═══ Information shown ═══

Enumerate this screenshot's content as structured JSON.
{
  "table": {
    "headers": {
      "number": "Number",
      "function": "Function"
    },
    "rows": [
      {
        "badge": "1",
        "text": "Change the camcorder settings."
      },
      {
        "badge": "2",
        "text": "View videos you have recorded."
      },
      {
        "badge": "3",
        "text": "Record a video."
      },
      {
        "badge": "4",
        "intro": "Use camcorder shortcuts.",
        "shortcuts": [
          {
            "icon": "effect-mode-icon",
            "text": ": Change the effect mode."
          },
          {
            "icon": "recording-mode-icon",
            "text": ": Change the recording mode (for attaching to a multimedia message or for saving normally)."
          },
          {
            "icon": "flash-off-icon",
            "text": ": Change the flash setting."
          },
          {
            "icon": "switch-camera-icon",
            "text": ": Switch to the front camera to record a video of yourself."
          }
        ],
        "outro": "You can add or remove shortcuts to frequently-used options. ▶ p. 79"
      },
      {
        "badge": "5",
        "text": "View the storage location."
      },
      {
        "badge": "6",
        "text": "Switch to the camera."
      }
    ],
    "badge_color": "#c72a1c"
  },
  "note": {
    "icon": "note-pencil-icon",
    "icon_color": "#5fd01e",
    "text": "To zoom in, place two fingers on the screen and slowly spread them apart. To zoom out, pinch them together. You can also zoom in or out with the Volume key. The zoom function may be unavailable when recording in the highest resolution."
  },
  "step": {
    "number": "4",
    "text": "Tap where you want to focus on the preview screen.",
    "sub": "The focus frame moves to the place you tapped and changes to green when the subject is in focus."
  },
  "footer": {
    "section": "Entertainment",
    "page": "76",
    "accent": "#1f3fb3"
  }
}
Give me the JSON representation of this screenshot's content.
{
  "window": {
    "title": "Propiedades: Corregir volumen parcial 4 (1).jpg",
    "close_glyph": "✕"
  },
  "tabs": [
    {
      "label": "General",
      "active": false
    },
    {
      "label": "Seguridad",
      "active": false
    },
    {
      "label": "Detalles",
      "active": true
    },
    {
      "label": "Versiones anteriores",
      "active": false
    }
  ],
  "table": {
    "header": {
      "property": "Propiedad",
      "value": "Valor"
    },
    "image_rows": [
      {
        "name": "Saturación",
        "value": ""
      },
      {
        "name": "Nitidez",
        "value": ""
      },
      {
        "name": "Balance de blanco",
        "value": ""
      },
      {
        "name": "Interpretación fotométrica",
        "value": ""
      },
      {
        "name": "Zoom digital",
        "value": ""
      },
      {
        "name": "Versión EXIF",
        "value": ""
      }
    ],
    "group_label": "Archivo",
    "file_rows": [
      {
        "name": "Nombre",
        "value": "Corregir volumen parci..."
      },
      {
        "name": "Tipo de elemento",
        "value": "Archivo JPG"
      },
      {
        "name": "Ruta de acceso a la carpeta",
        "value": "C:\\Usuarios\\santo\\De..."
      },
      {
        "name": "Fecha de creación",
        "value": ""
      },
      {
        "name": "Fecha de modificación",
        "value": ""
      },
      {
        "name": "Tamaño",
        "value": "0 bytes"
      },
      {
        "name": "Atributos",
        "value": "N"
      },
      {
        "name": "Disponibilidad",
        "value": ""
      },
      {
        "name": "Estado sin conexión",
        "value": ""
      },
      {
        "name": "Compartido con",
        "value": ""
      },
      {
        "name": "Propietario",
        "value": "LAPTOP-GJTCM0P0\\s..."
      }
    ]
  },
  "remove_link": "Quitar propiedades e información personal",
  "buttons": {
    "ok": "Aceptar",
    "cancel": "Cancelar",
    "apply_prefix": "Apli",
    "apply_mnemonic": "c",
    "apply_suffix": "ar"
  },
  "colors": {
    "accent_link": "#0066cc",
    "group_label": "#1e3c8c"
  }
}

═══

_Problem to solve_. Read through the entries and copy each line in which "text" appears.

_Written response_.
        "text": "Change the camcorder settings."
        "text": "View videos you have recorded."
        "text": "Record a video."
            "text": ": Change the effect mode."
            "text": ": Change the recording mode (for attaching to a multimedia message or for saving normally)."
            "text": ": Change the flash setting."
            "text": ": Switch to the front camera to record a video of yourself."
        "text": "View the storage location."
        "text": "Switch to the camera."
    "text": "To zoom in, place two fingers on the screen and slowly spread them apart. To zoom out, pinch them together. You can also zoom in or out with the Volume key. The zoom function may be unavailable when recording in the highest resolution."
    "text": "Tap where you want to focus on the preview screen.",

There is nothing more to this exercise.